▸ **Exercise input**:
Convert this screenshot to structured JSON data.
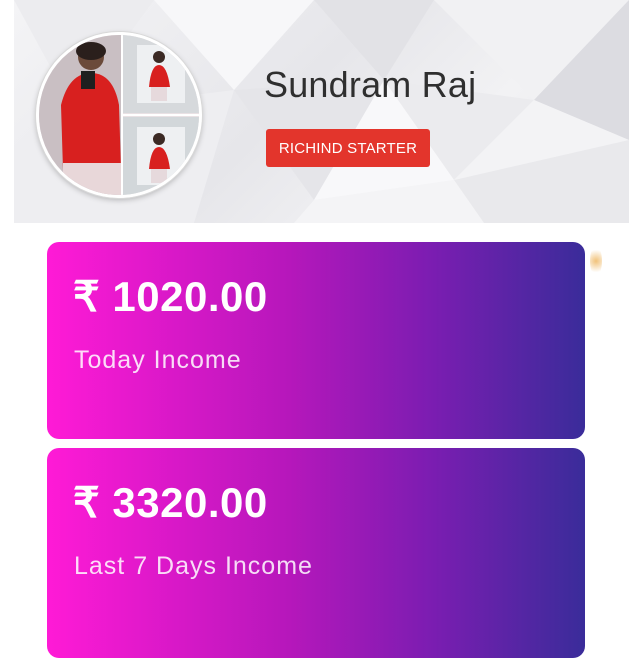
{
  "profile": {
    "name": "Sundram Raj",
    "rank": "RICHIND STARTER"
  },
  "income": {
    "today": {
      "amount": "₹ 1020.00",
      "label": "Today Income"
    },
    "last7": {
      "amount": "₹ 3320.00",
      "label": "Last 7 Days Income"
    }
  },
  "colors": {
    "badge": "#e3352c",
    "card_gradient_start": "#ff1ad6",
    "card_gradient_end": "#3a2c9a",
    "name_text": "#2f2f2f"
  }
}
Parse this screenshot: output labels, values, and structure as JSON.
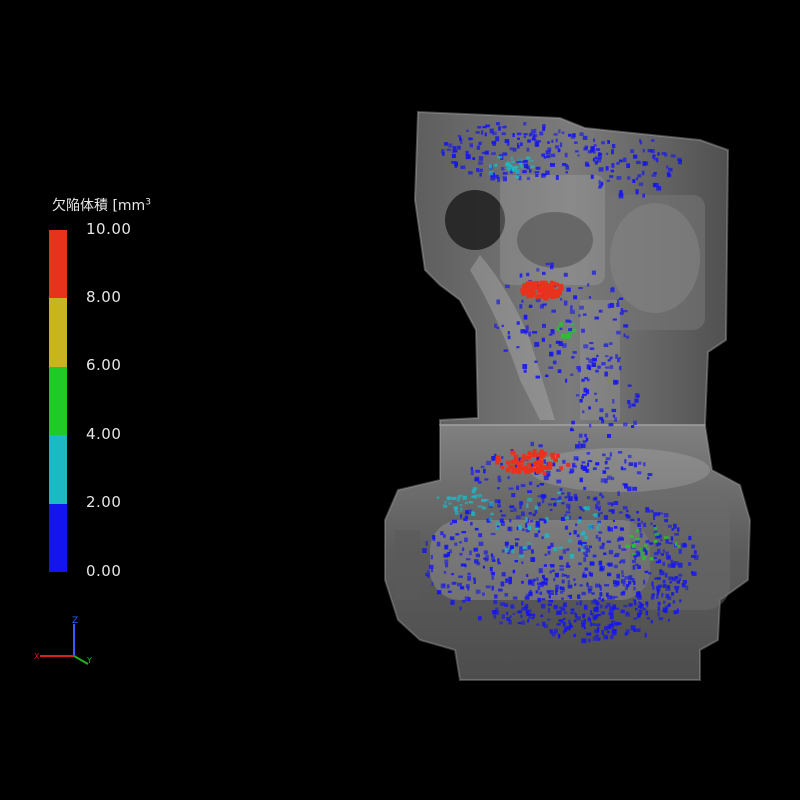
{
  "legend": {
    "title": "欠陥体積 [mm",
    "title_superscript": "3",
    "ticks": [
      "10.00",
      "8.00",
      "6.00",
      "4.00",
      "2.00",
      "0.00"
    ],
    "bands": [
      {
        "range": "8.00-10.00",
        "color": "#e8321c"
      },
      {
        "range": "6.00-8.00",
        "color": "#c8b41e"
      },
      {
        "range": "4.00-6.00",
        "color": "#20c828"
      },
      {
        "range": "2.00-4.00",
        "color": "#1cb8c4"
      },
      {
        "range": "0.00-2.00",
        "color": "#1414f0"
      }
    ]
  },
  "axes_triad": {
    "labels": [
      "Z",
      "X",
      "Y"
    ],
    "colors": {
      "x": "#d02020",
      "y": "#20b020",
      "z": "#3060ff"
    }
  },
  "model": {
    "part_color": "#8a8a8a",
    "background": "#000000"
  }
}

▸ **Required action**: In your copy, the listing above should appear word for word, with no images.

▸ **Task result**:
Convert this screenshot to structured JSON data.
{
  "profile": {
    "name": "Sundram Raj",
    "rank": "RICHIND STARTER"
  },
  "income": {
    "today": {
      "amount": "₹ 1020.00",
      "label": "Today Income"
    },
    "last7": {
      "amount": "₹ 3320.00",
      "label": "Last 7 Days Income"
    }
  },
  "colors": {
    "badge": "#e3352c",
    "card_gradient_start": "#ff1ad6",
    "card_gradient_end": "#3a2c9a",
    "name_text": "#2f2f2f"
  }
}
Parse this screenshot: output labels, values, and structure as JSON.
{
  "legend": {
    "title": "欠陥体積 [mm",
    "title_superscript": "3",
    "ticks": [
      "10.00",
      "8.00",
      "6.00",
      "4.00",
      "2.00",
      "0.00"
    ],
    "bands": [
      {
        "range": "8.00-10.00",
        "color": "#e8321c"
      },
      {
        "range": "6.00-8.00",
        "color": "#c8b41e"
      },
      {
        "range": "4.00-6.00",
        "color": "#20c828"
      },
      {
        "range": "2.00-4.00",
        "color": "#1cb8c4"
      },
      {
        "range": "0.00-2.00",
        "color": "#1414f0"
      }
    ]
  },
  "axes_triad": {
    "labels": [
      "Z",
      "X",
      "Y"
    ],
    "colors": {
      "x": "#d02020",
      "y": "#20b020",
      "z": "#3060ff"
    }
  },
  "model": {
    "part_color": "#8a8a8a",
    "background": "#000000"
  }
}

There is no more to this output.